Welcome to another WWW Wednesday! This meme is hosted by Taking on a World of Words. To participate, just answer the following three questions:
What are you currently reading?
What did you recently finish reading?
What do you think you’ll read next?
I’m currently reading…
The Sisters Hemmingway, by Annie England Noblin
This is an ARC I’m reading for the blogging I do for The Girly Book Club. It’s the story of three sisters who are going back to their hometown for the first time in years for the funeral of the aunt who raised them. I’m enjoying this one so far. I will have a review posted here when the book comes out in February.
Girl, Wash Your Face: Stop Believing the Lies about Who You Are So You Can Become Who You Were Meant to Be, by Rachel Hollis
Self help type books aren’t really my thing, but a few girls from my book club were raving about this one, so I decided to give it a chance. It’s not really doing much for me, honestly, although to be fair, that may be because large chunks of it are related to parenting and I’m sitting here happily childless like, “…can’t relate.”
I recently finished reading…
Britt-Marie Was Here, by Fredrik Backman
This was my second book by Backman, the first being A Man Called Ove. I really enjoyed this novel, although perhaps not as much as A Man Called Ove. Both books have a lot of similarities; a curmudgeonly older protagonist who is lonely and finds love and meaning in an unexpected place. I will have a full review up soon.
An Absolutely Remarkable Thing, by Hank Green
I’ve always found John Green’s work to be overrated (sorry if you love his books, but they’re just not for me), but I was a bit curious about what Hank would produce. I was seriously pleasantly surprised by this one. What a fun, weird novel! This is categorized on GoodReads as YA, but I’d consider it more New Adult, and I think it can be enjoyable for a wide age range. Read my review here.
Salt for Air, by M. C. Frank

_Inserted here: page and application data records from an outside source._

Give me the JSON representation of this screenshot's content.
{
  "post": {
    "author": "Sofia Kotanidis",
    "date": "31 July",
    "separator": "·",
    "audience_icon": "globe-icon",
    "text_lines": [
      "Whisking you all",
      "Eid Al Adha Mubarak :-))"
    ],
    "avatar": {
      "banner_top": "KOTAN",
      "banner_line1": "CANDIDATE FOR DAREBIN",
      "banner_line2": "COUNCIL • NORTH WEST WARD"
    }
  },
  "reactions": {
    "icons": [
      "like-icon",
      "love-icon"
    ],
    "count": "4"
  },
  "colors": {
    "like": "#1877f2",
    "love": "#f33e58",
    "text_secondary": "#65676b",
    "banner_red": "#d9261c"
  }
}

The author sent me a copy of this for her upcoming release. I haven’t written a review yet because I’m still kind of gathering my thoughts. It’s a YA novel about a lonely teenage girl who finds herself face to face with the subject of her fanfiction. This wasn’t really for me, but I can see it appealing to Twilight‘s fanbase. Review to come soon.
Muse of Nightmares, by Laini Taylor
This was the sequel to Strange The Dreamer and definitely a worthy follow-up in my opinion. Excellent character development, immersive world building, and the answers to many questions left from the first book make this a page-turner. If you’re new to the series, read my review for Strange the Dreamer here. My review for Muse of Nightmares is here.
The Dreamers, by Karen Thompson Walker
This was an ARC for a book coming in January. I had really mixed feelings about it. I thoroughly enjoyed reading it, but when I got to the end and looked back, the story felt really thin and lacking in resolution. The novel is about a mysterious sleeping sickness that breaks out in a college town. It was lovely with dreamy, lyrical writing, but I wanted answers at the end that I never got. Nevertheless, it felt worth reading.
House of Gold, by Natasha Solomons
This is a title coming later this month which I received through NetGalley. (This is a repeat from last week’s WWW Wednesday, because I’m terrible at TBRs. But I totally mean it this time.)
“From the New York Times bestselling author of The House at Tyneford, an epic family saga about a headstrong Austrian heiress who will be forced to choose between the family she’s made and the family that made her at the outbreak of World War I.
Vienna, 1911. Twenty-one-year-old Greta Goldbaum has always hungered after what’s forbidden: secret university lectures, unseemly trumpet lessons, and most of all, the freedom to choose her life’s path.
The Goldbaum family has different expectations. United across Europe by unsurpassed wealth and power, Goldbaum men are bankers, while Goldbaum women marry Goldbaum men to produce Goldbaum children. Greta will do her part.
So Greta moves to England to wed Albert, a distant cousin. The marriage is not a success. Yet, when Albert’s mother gives Greta a garden, things at Temple Court begin to change. First Greta falls in love with her garden, then with England, and finally with her husband. But when World War I sends both Albert and Greta’s beloved brother, Otto, to the front lines–one to fight for the Allies, one to fight for the Central Powers–the House of Gold is left vulnerable as never before, and Greta must choose: the family she’s created or the one she was forced to leave behind.
Set against a nuanced portrait of World War I, this is a sweeping family saga rich in historical atmosphere and heartbreakingly human characters. House of Gold is Natasha Solomons’s most dazzling and moving novel yet.”